74-year-old man presents with BCC of left lower leg treated with Mohs excision and closure on 2-27-18. Patient presented 5 days post closure with wound dehiscence. Cutimed wound sponge dressing was used for wound management. Debridement was performed 3-16-18. Plan is for closure with matrix xenograft.
Lower leg wound dehiscence is a problem of tissue vascularity and wound tension. In this elderly but healthy man, the wound tension was the primary factor. Age is a major contributor as well. In a younger patient this level of wound closure tension would be tolerated. The mechanism of dehiscence in this case was devascularization of deep tissue with high tension sutures. As tissue melts from the suture, the sutures “flow” through the tissue releasing the tension. This is also known as the “cheese-wire” effect. With deep tension release, the wound edges separate. This becomes apparent postoperative day 3 to 5.
Another common cause of dehiscence is a hematoma that impacts vascularity of deep tissues. Infection can also complicate hematoma accelerating the same process.

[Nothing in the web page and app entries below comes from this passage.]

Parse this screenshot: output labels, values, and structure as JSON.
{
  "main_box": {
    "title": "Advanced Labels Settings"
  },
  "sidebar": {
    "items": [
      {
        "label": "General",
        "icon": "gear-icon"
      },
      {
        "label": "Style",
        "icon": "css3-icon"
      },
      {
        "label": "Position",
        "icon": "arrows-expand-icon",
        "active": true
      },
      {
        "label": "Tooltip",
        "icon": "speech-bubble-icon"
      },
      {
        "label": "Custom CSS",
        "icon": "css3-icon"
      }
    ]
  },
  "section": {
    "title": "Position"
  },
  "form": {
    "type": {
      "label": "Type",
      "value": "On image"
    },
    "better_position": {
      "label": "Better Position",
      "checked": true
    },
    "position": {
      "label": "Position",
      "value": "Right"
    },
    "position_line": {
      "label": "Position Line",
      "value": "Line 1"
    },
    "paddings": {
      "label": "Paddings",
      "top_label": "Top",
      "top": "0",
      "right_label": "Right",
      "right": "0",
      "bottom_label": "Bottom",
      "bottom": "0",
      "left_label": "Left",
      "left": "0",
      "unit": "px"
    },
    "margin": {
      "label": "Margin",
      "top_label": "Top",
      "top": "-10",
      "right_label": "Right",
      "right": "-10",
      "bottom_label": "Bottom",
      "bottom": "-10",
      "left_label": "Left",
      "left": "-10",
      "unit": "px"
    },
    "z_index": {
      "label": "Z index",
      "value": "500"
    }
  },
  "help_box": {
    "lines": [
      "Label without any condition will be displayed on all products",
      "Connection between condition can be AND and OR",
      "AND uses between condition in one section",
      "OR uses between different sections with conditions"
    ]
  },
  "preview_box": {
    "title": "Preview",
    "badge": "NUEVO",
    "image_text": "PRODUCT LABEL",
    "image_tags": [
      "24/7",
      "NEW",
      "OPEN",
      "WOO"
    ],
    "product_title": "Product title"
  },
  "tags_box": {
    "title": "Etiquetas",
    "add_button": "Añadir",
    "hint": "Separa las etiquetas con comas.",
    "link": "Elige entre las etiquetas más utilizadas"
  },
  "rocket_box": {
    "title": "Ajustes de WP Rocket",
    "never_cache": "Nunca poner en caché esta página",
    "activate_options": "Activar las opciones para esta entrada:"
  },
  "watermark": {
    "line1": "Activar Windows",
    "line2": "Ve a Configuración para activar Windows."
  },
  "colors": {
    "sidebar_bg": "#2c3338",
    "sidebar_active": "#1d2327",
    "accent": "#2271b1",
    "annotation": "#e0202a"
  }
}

Avoidance of high tension closure is the only way of avoiding dehiscence in some cases. That is based on physician’s judgement and experience. Alternatively, the wound can be allowed to heal by secondary intention, with xenograft placement, or with skin grafting. Misjudging the tissue tolerance of tension and its subsequent dehiscence delays patient’s recovery by up to 14 days compared to alternative closure techniques.